block of the upper arm. Unlike the axillary approach, an infraclavicular
block can be performed without abduction of the arm. Complications and
contraindications are comparable to those for an axillary approach.
It is conducive to placement of the continuous catheter by being more accessible and more
comfortable for the patient than a catheter in the axilla.
The infraclavicular area can be
accessed by several approaches that permit flexibility, and
the use of ultrasound guidance is also possible. The clinical application of
this block has a short history and is continuing to evolve
with modifications of the technique. Infraclavicular blockade
is a useful alternative to the axillary approach and has the potential to be
more popular than axillary block in the near future.
Hirschel in 1911 is considered to have performed the first
percutaneous axillary block because he approached the plexus from the
axilla.1 His goal was to place the local anesthetic on top
of the first rib via the axilla. He discovered after his own dissections of
the plexus the reason for incompleteness of the axillary block and was the
first to describe that the axillary and musculocutaneous nerves separated
from the plexus much higher than in the axilla. However, the needles of the
day were not long enough to reach this area to block those
nerves.2 To remedy this problem in 1911, Kulenkampff's
supraclavicular description was soon to follow.2 He felt
his technique was safer and more accurate than Hirschel's, but after initial
success the reports of complications of pneumothorax ensued.
In 1914, Bazy3 described injecting below the clavicle just
medial to the coracoid process along a line connecting with Chassaignac's
tubercle. The needle trajectory was pointed away from the axilla, close to
the clavicle and was felt to present little chance of pleural damage. A
flurry of modifications came shortly after that during the next 8 years.
Babitszky4 proposed an entry site where the clavicle and
the second rib intersect, and Balog suggested actually impinging the second
rib. It is also during this time period (in the early 1900s) that volumes
were increased from the initial 5 mL to 20 mL. Also during this period an
increased success rate was noted with increased volume.
Knowledge of the anatomy was at the forefront in this period as well.
Babitszky said that “to discuss the anatomical relationship and the
technique more fully would be superfluous, as it is customary to familiarize
oneself with the anatomy of the field in question on the cadaver any time
one tends to use an unfamiliar technique.”2 The truth of
this statement is still valid today.

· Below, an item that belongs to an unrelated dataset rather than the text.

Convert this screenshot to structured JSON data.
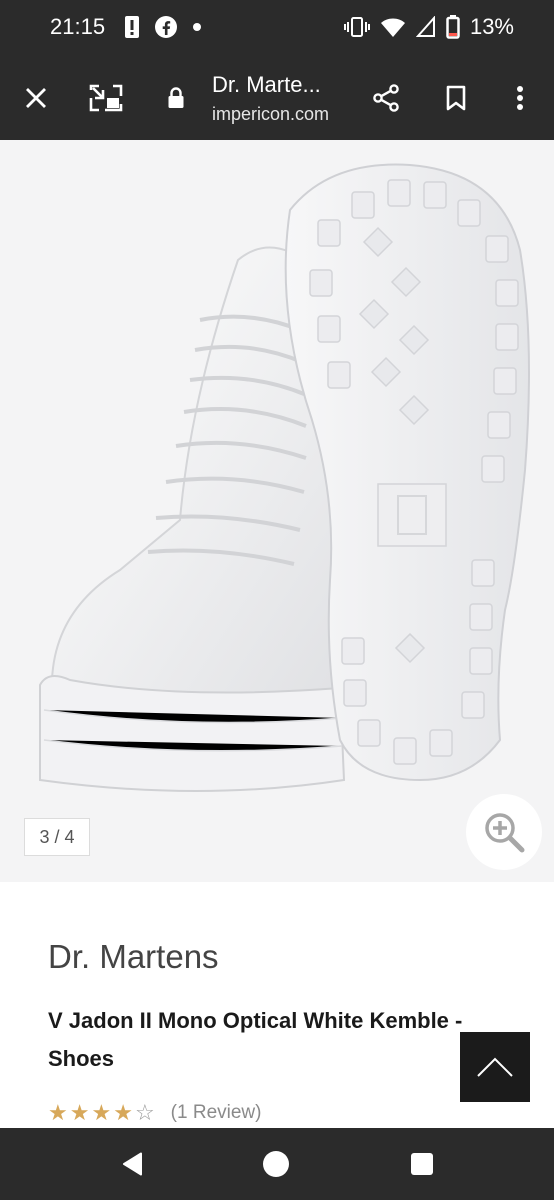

Labat in 1922 essentially redescribed Bazy's technique in his textbook,
Regional Anesthesia,5 as did Dogliotti6 in 1939. But the
technique seemed to fade into obscurity. The technique was not included in
Moore's Regional Block...